### [Exercise data]
§

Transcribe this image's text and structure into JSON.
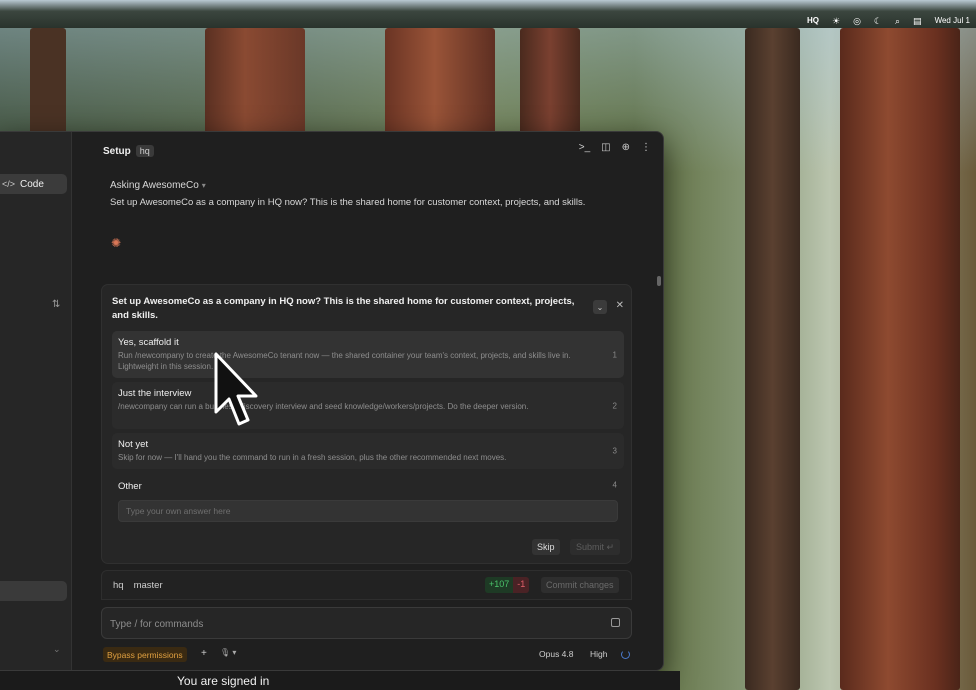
{
  "menubar": {
    "items": [
      "HQ",
      "☀",
      "◎",
      "☾",
      "⌕",
      "▤",
      "Wed Jul 1"
    ]
  },
  "sidebar": {
    "code_label": "Code"
  },
  "header": {
    "title": "Setup",
    "tag": "hq",
    "icons": [
      "terminal-icon",
      "panel-icon",
      "globe-icon",
      "more-icon"
    ]
  },
  "conversation": {
    "asking_label": "Asking AwesomeCo",
    "question": "Set up AwesomeCo as a company in HQ now? This is the shared home for customer context, projects, and skills."
  },
  "question_card": {
    "title": "Set up AwesomeCo as a company in HQ now? This is the shared home for customer context, projects, and skills.",
    "options": [
      {
        "label": "Yes, scaffold it",
        "description": "Run /newcompany to create the AwesomeCo tenant now — the shared container your team's context, projects, and skills live in. Lightweight in this session.",
        "number": "1"
      },
      {
        "label": "Just the interview",
        "description": "/newcompany can run a business-discovery interview and seed knowledge/workers/projects. Do the deeper version.",
        "number": "2"
      },
      {
        "label": "Not yet",
        "description": "Skip for now — I'll hand you the command to run in a fresh session, plus the other recommended next moves.",
        "number": "3"
      },
      {
        "label": "Other",
        "description": "",
        "number": "4"
      }
    ],
    "other_placeholder": "Type your own answer here",
    "skip_label": "Skip",
    "submit_label": "Submit ↵"
  },
  "branch_bar": {
    "repo": "hq",
    "branch": "master",
    "additions": "+107",
    "deletions": "-1",
    "commit_label": "Commit changes"
  },
  "prompt": {
    "placeholder": "Type / for commands"
  },
  "footer": {
    "permission_mode": "Bypass permissions",
    "plus": "+",
    "mic": "🎙 ▾",
    "model": "Opus 4.8",
    "effort": "High"
  },
  "overlay": {
    "signed_in_text": "You are signed in"
  },
  "colors": {
    "accent_spark": "#d97757",
    "bypass_text": "#e0a040",
    "additions": "#4bc46a",
    "deletions": "#e0606a"
  }
}
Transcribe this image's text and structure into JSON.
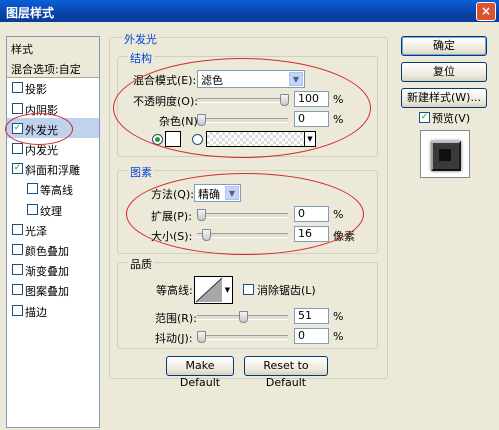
{
  "window": {
    "title": "图层样式",
    "close_glyph": "×"
  },
  "sidebar": {
    "items": [
      {
        "label": "样式",
        "type": "header"
      },
      {
        "label": "混合选项:自定",
        "type": "header"
      },
      {
        "label": "投影",
        "checked": false
      },
      {
        "label": "内阴影",
        "checked": false
      },
      {
        "label": "外发光",
        "checked": true,
        "selected": true
      },
      {
        "label": "内发光",
        "checked": false
      },
      {
        "label": "斜面和浮雕",
        "checked": true
      },
      {
        "label": "等高线",
        "checked": false,
        "sub": true
      },
      {
        "label": "纹理",
        "checked": false,
        "sub": true
      },
      {
        "label": "光泽",
        "checked": false
      },
      {
        "label": "颜色叠加",
        "checked": false
      },
      {
        "label": "渐变叠加",
        "checked": false
      },
      {
        "label": "图案叠加",
        "checked": false
      },
      {
        "label": "描边",
        "checked": false
      }
    ]
  },
  "outer_glow": {
    "title": "外发光",
    "structure": {
      "title": "结构",
      "blend_mode_label": "混合模式(E):",
      "blend_mode_value": "滤色",
      "opacity_label": "不透明度(O):",
      "opacity_value": "100",
      "opacity_unit": "%",
      "opacity_level": 1.0,
      "noise_label": "杂色(N):",
      "noise_value": "0",
      "noise_unit": "%",
      "noise_level": 0.0,
      "color_swatch": "#ffffff"
    },
    "elements": {
      "title": "图素",
      "technique_label": "方法(Q):",
      "technique_value": "精确",
      "spread_label": "扩展(P):",
      "spread_value": "0",
      "spread_unit": "%",
      "spread_level": 0.0,
      "size_label": "大小(S):",
      "size_value": "16",
      "size_unit": "像素",
      "size_level": 0.06
    },
    "quality": {
      "title": "品质",
      "contour_label": "等高线:",
      "anti_alias_label": "消除锯齿(L)",
      "anti_alias_checked": false,
      "range_label": "范围(R):",
      "range_value": "51",
      "range_unit": "%",
      "range_level": 0.51,
      "jitter_label": "抖动(J):",
      "jitter_value": "0",
      "jitter_unit": "%",
      "jitter_level": 0.0
    },
    "make_default_label": "Make Default",
    "reset_default_label": "Reset to Default"
  },
  "right_panel": {
    "ok_label": "确定",
    "reset_label": "复位",
    "new_style_label": "新建样式(W)...",
    "preview_label": "预览(V)",
    "preview_checked": true
  },
  "colors": {
    "annotation": "#d22b2b",
    "accent": "#0046d5"
  }
}
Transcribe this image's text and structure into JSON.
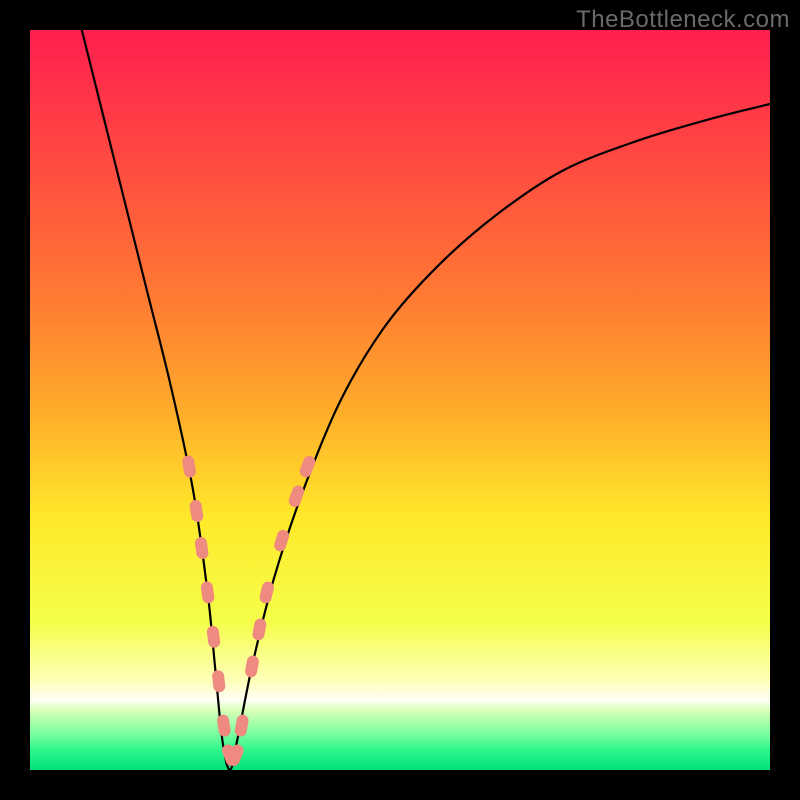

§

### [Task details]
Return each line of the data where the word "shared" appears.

### [Result]
    "question": "Set up AwesomeCo as a company in HQ now? This is the shared home for customer context, projects, and skills."
    "title": "Set up AwesomeCo as a company in HQ now? This is the shared home for customer context, projects, and skills.",
        "description": "Run /newcompany to create the AwesomeCo tenant now — the shared container your team's context, projects, and skills live in. Lightweight in this session.",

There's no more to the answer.